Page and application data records
=== Section Start ===
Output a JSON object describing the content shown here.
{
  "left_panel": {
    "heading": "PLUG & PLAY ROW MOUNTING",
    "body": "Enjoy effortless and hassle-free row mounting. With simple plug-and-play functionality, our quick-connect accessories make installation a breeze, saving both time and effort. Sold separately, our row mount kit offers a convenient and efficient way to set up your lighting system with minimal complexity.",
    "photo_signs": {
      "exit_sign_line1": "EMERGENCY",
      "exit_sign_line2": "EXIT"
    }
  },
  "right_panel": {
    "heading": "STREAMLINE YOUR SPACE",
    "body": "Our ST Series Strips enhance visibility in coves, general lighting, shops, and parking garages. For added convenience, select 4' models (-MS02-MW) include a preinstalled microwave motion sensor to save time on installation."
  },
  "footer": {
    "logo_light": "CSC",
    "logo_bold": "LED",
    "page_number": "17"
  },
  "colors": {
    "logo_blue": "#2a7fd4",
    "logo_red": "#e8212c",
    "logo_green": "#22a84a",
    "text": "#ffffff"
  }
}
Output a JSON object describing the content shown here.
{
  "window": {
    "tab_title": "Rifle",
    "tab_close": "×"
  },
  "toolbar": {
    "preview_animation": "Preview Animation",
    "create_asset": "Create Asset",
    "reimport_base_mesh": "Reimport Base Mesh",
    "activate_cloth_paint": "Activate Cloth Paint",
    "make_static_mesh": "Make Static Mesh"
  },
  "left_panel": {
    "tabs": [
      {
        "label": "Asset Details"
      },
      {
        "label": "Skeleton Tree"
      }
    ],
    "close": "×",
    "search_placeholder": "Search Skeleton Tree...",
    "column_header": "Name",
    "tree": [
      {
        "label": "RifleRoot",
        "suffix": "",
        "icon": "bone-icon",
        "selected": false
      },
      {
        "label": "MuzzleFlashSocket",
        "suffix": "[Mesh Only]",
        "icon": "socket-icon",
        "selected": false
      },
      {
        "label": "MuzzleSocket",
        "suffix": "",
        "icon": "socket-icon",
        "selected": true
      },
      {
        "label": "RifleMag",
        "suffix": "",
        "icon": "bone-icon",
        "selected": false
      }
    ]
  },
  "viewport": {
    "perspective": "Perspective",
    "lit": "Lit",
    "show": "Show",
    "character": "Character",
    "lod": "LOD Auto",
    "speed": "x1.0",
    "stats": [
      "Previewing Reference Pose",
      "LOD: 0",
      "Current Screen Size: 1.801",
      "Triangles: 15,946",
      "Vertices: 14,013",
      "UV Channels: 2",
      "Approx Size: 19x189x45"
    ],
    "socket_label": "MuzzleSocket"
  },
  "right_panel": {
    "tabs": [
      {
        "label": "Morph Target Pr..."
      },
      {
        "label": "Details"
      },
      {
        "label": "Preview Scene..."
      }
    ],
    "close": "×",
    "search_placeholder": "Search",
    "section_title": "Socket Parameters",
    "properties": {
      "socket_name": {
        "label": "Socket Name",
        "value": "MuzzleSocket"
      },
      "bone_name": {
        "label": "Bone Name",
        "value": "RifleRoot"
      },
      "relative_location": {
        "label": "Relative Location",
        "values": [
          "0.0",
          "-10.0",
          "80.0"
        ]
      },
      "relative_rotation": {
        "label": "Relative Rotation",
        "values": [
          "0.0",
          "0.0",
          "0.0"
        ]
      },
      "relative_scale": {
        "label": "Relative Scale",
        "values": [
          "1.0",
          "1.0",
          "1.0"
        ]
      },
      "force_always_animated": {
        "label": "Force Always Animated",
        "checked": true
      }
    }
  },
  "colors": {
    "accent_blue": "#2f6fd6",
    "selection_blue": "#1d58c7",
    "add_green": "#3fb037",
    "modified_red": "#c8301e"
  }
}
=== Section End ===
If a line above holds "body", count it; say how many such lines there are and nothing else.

2